Any person whose certificate is affected by such an order of the Secretary of Transportation under this section may appeal the Secretary of Transportation's order to the National Transportation Safety Board and the National Transportation Safety Board may, after notice and hearing, amend, modify, or reverse the Secretary of Transportation's order.
The summary proceedings used by the Board here are not foreclosed by Sec. 1429(a). This court has already held in Kolek v. Engen, 869 F.2d 1281, 1288 (9th Cir. 1989), that where there are no disputed facts, the NTSB may affirm the revocation of a pilot's certificate for violation of FAR Sec. 61.15(a) (2) without an oral hearing. Kragness attempts to distinguish the case on the ground that Kolek involved a judgment on the pleadings as authorized by 49 C.F.R. Sec. 821.17(b), whereas this case involved a summary judgment proceeding not specifically authorized by any regulation. The critical point, however, is that if Sec. 1429(a) mandates an oral hearing in every case as Kragness urges, then the summary proceedings in Kolek would have been invalid regardless of the existence of a contradictory regulation. The statute therefore does not require an oral hearing in every case.

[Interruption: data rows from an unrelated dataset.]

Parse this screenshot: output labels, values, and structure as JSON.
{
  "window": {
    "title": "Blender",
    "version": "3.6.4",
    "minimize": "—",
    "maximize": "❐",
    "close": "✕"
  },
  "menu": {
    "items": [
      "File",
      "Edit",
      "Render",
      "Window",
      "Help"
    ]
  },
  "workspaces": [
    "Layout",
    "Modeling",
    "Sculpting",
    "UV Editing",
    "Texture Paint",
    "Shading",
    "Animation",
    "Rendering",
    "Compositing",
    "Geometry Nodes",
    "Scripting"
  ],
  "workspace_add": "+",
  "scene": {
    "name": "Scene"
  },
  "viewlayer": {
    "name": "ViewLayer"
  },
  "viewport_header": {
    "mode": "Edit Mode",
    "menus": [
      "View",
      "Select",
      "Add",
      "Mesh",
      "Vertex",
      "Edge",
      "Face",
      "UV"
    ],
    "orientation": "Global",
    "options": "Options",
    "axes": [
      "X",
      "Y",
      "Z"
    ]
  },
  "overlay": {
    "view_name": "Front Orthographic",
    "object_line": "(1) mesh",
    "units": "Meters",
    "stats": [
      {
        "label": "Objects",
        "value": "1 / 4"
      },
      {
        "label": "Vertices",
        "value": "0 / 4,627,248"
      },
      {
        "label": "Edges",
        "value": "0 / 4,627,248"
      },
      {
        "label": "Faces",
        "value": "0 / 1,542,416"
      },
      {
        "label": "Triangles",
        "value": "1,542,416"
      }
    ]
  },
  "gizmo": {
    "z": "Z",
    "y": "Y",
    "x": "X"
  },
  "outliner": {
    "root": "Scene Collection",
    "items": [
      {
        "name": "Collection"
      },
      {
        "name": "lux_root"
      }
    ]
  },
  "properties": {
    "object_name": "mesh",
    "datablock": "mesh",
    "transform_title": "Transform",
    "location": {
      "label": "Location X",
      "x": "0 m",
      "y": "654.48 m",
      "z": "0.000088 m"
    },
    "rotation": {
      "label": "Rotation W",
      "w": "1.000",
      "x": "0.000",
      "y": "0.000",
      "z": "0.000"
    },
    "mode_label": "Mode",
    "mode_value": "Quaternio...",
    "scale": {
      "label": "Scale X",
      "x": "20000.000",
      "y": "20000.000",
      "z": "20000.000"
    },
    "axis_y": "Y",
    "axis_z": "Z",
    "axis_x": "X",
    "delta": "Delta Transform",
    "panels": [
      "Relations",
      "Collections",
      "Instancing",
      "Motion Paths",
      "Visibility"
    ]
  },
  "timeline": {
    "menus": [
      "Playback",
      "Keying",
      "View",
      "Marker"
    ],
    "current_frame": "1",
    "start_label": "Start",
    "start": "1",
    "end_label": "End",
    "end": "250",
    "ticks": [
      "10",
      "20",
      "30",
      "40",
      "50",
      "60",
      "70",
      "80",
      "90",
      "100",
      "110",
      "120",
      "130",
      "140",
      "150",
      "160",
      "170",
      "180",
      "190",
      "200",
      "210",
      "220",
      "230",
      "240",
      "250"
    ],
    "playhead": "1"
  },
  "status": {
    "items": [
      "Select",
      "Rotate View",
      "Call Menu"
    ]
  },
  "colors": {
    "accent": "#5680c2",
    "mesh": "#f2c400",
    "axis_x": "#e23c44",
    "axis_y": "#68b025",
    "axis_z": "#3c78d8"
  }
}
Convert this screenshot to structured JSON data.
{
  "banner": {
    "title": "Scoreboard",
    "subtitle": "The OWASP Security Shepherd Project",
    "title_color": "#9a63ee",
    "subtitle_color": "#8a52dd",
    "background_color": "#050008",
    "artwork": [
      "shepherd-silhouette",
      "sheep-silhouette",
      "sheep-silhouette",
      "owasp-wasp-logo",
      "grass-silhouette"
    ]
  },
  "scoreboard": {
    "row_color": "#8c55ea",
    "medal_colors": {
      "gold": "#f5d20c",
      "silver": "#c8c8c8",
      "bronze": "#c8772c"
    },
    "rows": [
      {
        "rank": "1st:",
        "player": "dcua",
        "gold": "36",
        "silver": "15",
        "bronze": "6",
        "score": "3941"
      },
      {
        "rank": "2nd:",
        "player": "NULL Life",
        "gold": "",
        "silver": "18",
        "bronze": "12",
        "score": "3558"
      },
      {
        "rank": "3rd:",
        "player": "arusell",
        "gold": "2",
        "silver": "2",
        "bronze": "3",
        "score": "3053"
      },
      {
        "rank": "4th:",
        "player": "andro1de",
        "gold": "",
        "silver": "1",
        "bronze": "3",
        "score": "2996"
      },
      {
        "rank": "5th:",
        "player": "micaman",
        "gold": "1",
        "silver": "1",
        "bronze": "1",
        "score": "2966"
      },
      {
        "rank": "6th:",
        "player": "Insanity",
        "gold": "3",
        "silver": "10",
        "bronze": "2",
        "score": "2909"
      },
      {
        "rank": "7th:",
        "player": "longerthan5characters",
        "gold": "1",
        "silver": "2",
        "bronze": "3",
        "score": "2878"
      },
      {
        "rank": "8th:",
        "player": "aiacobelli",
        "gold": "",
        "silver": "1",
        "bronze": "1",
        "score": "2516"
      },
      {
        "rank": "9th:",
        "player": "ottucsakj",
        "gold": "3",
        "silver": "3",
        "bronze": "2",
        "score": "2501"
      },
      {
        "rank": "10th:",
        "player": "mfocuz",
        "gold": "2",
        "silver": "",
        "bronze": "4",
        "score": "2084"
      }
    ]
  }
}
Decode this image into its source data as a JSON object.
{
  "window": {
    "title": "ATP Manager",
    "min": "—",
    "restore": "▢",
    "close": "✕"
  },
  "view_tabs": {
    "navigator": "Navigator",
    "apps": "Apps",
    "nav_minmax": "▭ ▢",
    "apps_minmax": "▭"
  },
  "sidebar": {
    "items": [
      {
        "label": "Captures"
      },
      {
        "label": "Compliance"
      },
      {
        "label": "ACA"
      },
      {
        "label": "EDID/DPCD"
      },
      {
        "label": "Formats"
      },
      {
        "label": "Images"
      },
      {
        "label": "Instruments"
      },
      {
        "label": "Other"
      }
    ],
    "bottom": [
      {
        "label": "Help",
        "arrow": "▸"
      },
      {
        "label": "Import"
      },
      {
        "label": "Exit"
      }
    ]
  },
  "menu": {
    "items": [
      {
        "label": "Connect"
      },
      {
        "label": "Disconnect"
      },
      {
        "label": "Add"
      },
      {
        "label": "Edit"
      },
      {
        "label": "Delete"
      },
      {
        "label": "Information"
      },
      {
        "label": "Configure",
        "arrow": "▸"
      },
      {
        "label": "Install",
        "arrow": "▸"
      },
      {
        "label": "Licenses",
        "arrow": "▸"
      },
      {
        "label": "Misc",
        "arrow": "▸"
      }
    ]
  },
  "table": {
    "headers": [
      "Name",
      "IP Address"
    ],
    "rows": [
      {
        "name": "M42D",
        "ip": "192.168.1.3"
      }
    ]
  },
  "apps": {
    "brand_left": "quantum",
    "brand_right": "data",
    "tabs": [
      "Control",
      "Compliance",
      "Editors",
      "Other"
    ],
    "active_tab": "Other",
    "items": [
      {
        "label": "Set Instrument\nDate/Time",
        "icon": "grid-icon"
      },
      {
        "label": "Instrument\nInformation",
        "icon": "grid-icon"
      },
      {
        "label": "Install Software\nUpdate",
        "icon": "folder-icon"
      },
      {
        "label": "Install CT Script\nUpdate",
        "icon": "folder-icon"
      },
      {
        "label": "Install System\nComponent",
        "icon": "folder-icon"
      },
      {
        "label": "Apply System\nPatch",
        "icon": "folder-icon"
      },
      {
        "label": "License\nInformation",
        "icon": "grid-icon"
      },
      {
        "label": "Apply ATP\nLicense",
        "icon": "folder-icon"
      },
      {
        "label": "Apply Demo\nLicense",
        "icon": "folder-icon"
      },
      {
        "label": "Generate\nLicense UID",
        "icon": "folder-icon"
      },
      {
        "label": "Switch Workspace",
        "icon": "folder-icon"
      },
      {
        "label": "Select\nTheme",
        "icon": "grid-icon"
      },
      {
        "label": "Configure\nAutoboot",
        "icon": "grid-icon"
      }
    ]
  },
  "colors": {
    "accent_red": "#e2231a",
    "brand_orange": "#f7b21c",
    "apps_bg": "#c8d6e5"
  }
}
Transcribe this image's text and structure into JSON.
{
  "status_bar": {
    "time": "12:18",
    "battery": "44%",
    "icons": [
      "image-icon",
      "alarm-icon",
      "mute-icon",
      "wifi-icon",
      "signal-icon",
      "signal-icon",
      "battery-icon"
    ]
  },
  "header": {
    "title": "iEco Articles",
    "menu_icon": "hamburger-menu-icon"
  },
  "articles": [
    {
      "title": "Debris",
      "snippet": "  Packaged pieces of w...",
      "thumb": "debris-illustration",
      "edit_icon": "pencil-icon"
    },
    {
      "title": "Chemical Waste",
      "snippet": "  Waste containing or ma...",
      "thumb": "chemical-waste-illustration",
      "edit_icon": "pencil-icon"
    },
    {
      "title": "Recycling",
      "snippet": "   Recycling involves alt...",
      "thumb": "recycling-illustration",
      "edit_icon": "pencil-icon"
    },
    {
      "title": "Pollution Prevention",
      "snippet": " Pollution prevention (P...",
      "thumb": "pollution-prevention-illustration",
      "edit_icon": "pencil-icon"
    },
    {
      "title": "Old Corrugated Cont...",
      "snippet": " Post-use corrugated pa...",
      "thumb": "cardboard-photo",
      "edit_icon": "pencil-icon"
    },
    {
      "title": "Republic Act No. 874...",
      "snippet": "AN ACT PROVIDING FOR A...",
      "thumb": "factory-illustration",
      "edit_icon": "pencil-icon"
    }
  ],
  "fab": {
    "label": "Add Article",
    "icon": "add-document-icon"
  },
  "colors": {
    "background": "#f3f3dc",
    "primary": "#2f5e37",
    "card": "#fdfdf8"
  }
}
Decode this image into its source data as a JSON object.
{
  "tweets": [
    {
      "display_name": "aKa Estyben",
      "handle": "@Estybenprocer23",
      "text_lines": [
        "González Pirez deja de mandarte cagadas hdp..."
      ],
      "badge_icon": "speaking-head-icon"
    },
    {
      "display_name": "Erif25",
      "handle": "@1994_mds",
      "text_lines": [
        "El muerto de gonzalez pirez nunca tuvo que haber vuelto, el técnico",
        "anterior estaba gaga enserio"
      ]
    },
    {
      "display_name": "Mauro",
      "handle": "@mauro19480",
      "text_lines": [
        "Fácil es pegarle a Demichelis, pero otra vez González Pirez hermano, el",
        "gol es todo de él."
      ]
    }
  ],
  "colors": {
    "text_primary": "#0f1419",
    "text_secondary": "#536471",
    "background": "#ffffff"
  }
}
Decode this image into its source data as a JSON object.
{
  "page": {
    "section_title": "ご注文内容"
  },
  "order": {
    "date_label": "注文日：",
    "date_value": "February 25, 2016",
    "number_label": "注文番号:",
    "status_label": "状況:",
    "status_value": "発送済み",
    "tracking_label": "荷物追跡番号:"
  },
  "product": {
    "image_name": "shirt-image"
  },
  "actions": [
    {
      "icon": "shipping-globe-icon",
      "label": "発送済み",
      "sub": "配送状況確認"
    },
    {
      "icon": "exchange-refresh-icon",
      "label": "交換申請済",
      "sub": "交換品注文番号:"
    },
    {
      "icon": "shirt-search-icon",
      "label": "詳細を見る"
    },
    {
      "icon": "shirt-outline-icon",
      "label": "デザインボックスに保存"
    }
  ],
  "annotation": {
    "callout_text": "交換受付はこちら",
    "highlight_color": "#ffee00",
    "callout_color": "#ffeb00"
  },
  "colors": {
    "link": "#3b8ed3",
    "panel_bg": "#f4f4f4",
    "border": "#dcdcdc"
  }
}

The same reasoning applies to Kragness' contention that he was entitled to a hearing before the penalty was imposed. He had an opportunity to present mitigating arguments in writing, and the statute does not require an oral hearing where there are no disputed issues of fact. Kragness apparently wished to appear personally before the ALJ to challenge his credibility of witnesses in his criminal trial in order to persuade the ALJ that an airplane had not been involved in the offenses. He does not explain, however, why any arguments concerning those witnesses' credibility could not have been presented in writing, nor does he proffer any additional evidence he wished to present that was not considered in his criminal trial. Given the strength of the evidence--the Eighth Circuit's opinion affirming Kragness' convictions--that an airplane was involved in Kragness' offense, and the fact that any questions of witness credibility were resolved against Kragness by a jury, the Board did not err in concluding that there were no genuine issues of fact requiring an evidentiary hearing in this case.
Kragness also suggests that principles of procedural due process require an oral hearing at which he could argue for a reduced sanction; however, no such argument was presented to the agency and no authority to support such an argument is presented to us. Indeed such an argument was squarely rejected in Kolek. 869 F.2d at 1288.
This disposition is not appropriate for publication and may not be cited to or by the courts of this circuit except as provided by Ninth Circuit Rule 36-3
Although neither party has raised the issue, we note that a more relevant statute appears to be 49 U.S.C.App. Sec. 1429(c), rather than Sec. 1429(a). Subsection (c) specifically provides that the administrator shall revoke the certificate of any airman convicted of state or federal crimes relating to a controlled substance and punishable by imprisonment for a term exceeding one year, if that person was on board an aircraft used in the commission of the offense. Subsection (c) (3) then provides that "any person whose certificate is revoked by the administrator under this subsection may appeal the administrator's order to the National Transportation Safety Board and the Board shall, after notice and a hearing on the record, affirm or reverse the administrator's order." Particularly in the absence of any argument to the contrary, however, we decline to find on this record that the requirements of subsection (c) (3) differ materially from those of subsection (a)